  • Kelerius
This book, even if not used as a cookbook, is a fun read. I saw a really old copy at an old farmhouse we rented on vacation in Plymouth, Mass, and was really excited when I was able to order a reprint! Not only are some recipes economical, but they use traditional, season, unprocessed ingredients. Some recipes, however, are dated and read more for the history aspect, i.e. roast pigeon or boiled lamb tongue (although I've noticed tongue making a comeback. Not sure it's for me, but for anyone looking for these types of traditional recipes, there are several). It also talks about specialty items at that time that we now see daily, like romaine lettuce, so it's interesting to experience what food, both market and table, was like over a century ago.
Really neat book!
  • Funny duck
While old this book has many good recipies using whole food - not prepackage stuff and when on a budget and dealing with a food allergy it is easy to find and adapt recipies. I have collected old cook books for years and the treasure trove of wonderful recipies within. I recommend this book and any of these old cookbooks. They are a glimpse into our past and we can learn much from them. Such as making things from scratch from basics youhave on hand budgeting, value of using leftovers and wasting nothing... all stuff our Grandmothers and their mothers knew and has gotten lost by many in the past 50 years. Enjoy!
  • Karg
Many of the recipes and old timely advice still can be used in today's kitchen. Some old and seemingly tasty fare will be served in my home due to this book
  • Reggy
No comment,

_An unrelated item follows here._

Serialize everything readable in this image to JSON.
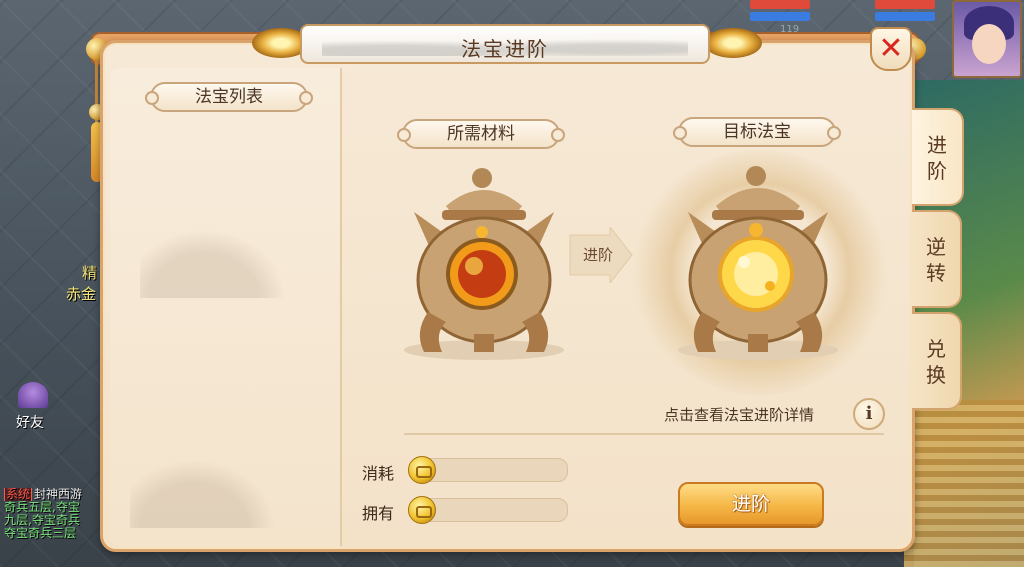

I love reading old cookbooks. It also makes me appreciate how much easier and less time intensive cooking is today. This was entertaining to peruse and was free, who could ask for more?